"It's just ridiculous," Miller said of the pension
liabilities mounted by Marin agencies. "The nature of the promises has been
reckless, and the taxpayers are taking it in the shorts."
"It's scary. It's worse than I thought it was," said
Monnet. "I don't think our public officials are being honest with the public
about the financial state of our pension liabilities."
Among other findings of the report:
- • Pension debt quickly balloons. In 2005, Sausalito's
pension debt totaled $5.3 million, but by June 30, 2011, the city's debt was
"at least" $17.6 million but "could be as great" as $48 million.
- • In 2003, the county issued $112 million in pension bonds
to refinance pension debt, but by June 30, 2012, still owed $110 million on
the bonds — and had incurred an additional unfunded liability of $371 million.
"In only nine years the county's total pension debt
had increased by more than 400 per cent to $481 million."

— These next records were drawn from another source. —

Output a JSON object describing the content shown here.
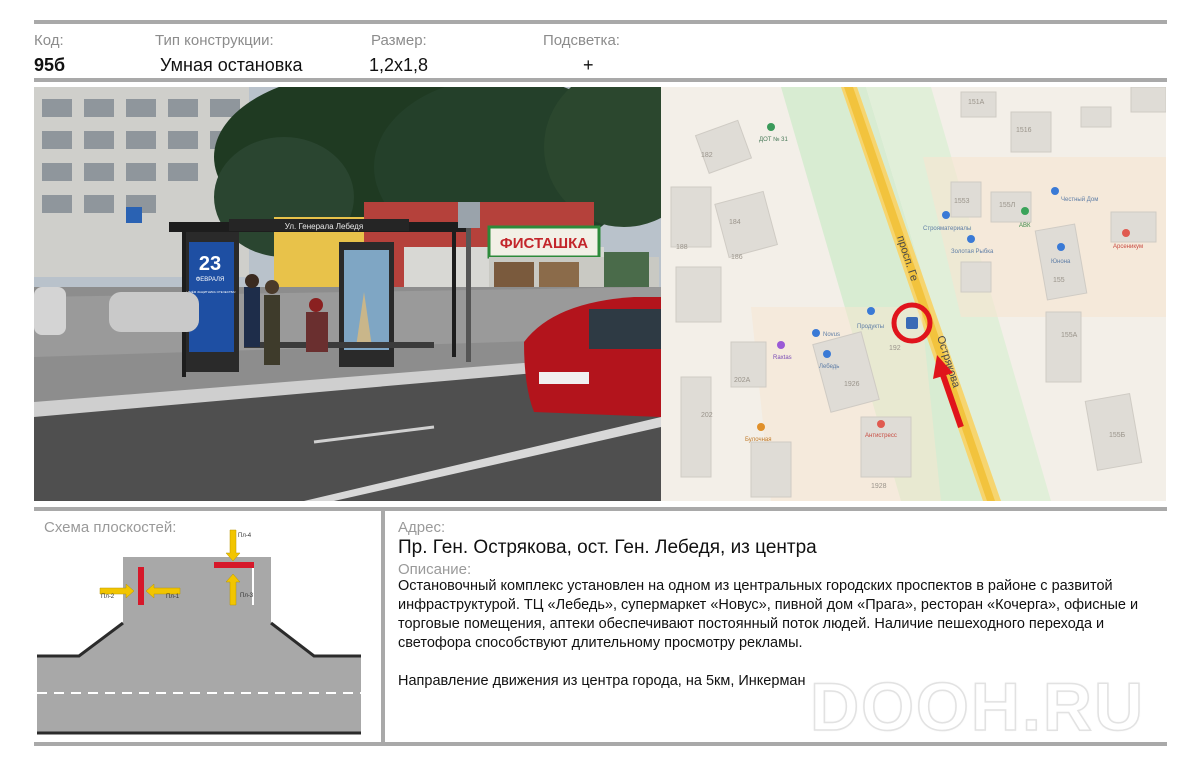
{
  "header": {
    "code_label": "Код:",
    "code_value": "95б",
    "type_label": "Тип конструкции:",
    "type_value": "Умная остановка",
    "size_label": "Размер:",
    "size_value": "1,2х1,8",
    "light_label": "Подсветка:",
    "light_value": "+"
  },
  "photo": {
    "shelter_sign": "Ул. Генерала Лебедя",
    "kiosk_sign": "ФИСТАШКА",
    "poster_number": "23",
    "poster_month": "ФЕВРАЛЯ",
    "poster_text": "С ДНЁМ ЗАЩИТНИКА ОТЕЧЕСТВА!"
  },
  "map": {
    "street_label": "просп. Генерала Острякова",
    "street_part1": "просп. Ге",
    "street_part2": "Острякова",
    "poi": {
      "dot": "ДОТ № 31",
      "stroy": "Строяматериалы",
      "zolotaya": "Золотая Рыбка",
      "abk": "АВК",
      "chestny": "Честный Дом",
      "yunona": "Юнона",
      "arsenikum": "Арсеникум",
      "produkty": "Продукты",
      "novus": "Novus",
      "raxtas": "Raxtas",
      "lebed": "Лебедь",
      "bulochnaya": "Булочная",
      "antistress": "Антистресс"
    },
    "buildings": {
      "b151a": "151А",
      "b1516": "1516",
      "b182": "182",
      "b1553": "1553",
      "b155l": "155Л",
      "b184": "184",
      "b186": "186",
      "b188": "188",
      "b155": "155",
      "b155a": "155А",
      "b192": "192",
      "b202a": "202А",
      "b1926": "1926",
      "b202": "202",
      "b155b": "155Б",
      "b1928": "1928"
    },
    "accent_color": "#e0141c"
  },
  "scheme": {
    "title": "Схема плоскостей:",
    "p1": "Пл-1",
    "p2": "Пл-2",
    "p3": "Пл-3",
    "p4": "Пл-4"
  },
  "info": {
    "address_label": "Адрес:",
    "address": "Пр. Ген. Острякова,  ост. Ген. Лебедя, из центра",
    "description_label": "Описание:",
    "description": "Остановочный комплекс установлен на одном из центральных городских проспектов в районе с развитой инфраструктурой. ТЦ «Лебедь», супермаркет «Новус», пивной дом «Прага», ресторан «Кочерга», офисные и торговые помещения, аптеки обеспечивают постоянный поток людей. Наличие пешеходного перехода и светофора способствуют длительному просмотру рекламы.",
    "direction": "Направление движения из центра города, на 5км, Инкерман"
  },
  "watermark": "DOOH.RU"
}
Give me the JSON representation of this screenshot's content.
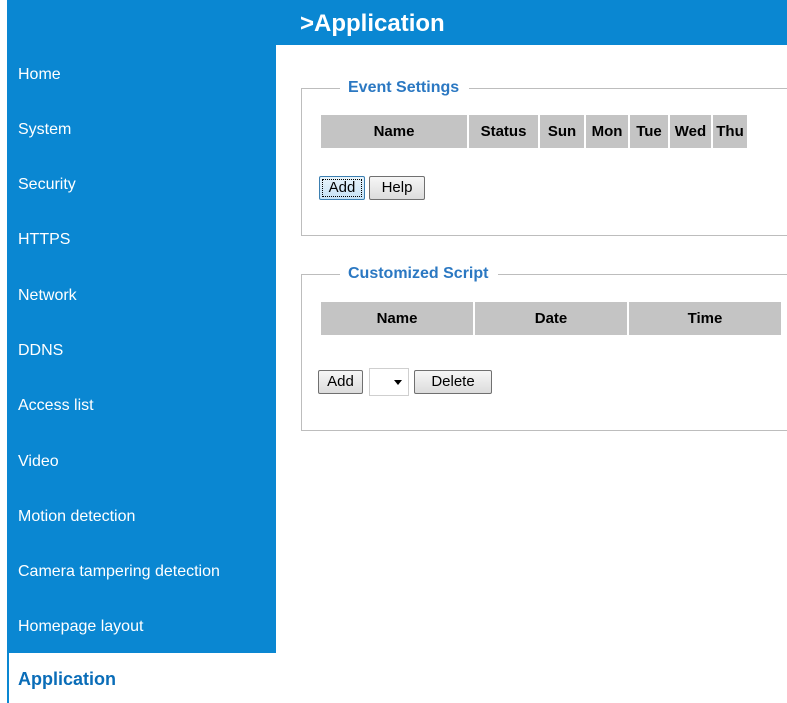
{
  "header": {
    "title": ">Application"
  },
  "sidebar": {
    "items": [
      {
        "label": "Home"
      },
      {
        "label": "System"
      },
      {
        "label": "Security"
      },
      {
        "label": "HTTPS"
      },
      {
        "label": "Network"
      },
      {
        "label": "DDNS"
      },
      {
        "label": "Access list"
      },
      {
        "label": "Video"
      },
      {
        "label": "Motion detection"
      },
      {
        "label": "Camera tampering detection"
      },
      {
        "label": "Homepage layout"
      },
      {
        "label": "Application"
      }
    ],
    "active": "Application"
  },
  "event_settings": {
    "legend": "Event Settings",
    "columns": [
      "Name",
      "Status",
      "Sun",
      "Mon",
      "Tue",
      "Wed",
      "Thu"
    ],
    "add_label": "Add",
    "help_label": "Help"
  },
  "customized_script": {
    "legend": "Customized Script",
    "columns": [
      "Name",
      "Date",
      "Time"
    ],
    "add_label": "Add",
    "select_value": "",
    "delete_label": "Delete"
  },
  "colors": {
    "accent": "#0a87d2",
    "legend_text": "#2b78c2",
    "table_header": "#c4c4c4"
  }
}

- • San Rafael, Corte Madera, San Anselmo and Fairfax provide
retirees with benefits that are "300 percent as
valuable" as private sector pensions. The others offer plans at
least 230 percent more valuable.
- • Most Marin cities calculate pensions based on factors
including final year of salary. Only the county, Fairfax and Ross use an
average of the final three years of salary, a move that curbs spiking, or
inflating final salary to inflate pension benefits. Most programs provide a 2
percent cost of living increase, but San Rafael provides 3 percent.
- • More than half of the total debt
of the county and all cities is retiree debt "or debt for past
services rendered to past residents" an "alarming" social inequity.
- For every $1 of payroll in San Rafael, taxpayers pay
another 64 cents to cover retiree costs, an "astonishing" 64 percent cost
compared to 17 percent in Tiburon, and 19 percent in Belvedere.
The report is posted at
www.marincountypensions.com Contact Nels Johnson via email at
firstname.lastname@example.org. Follow him at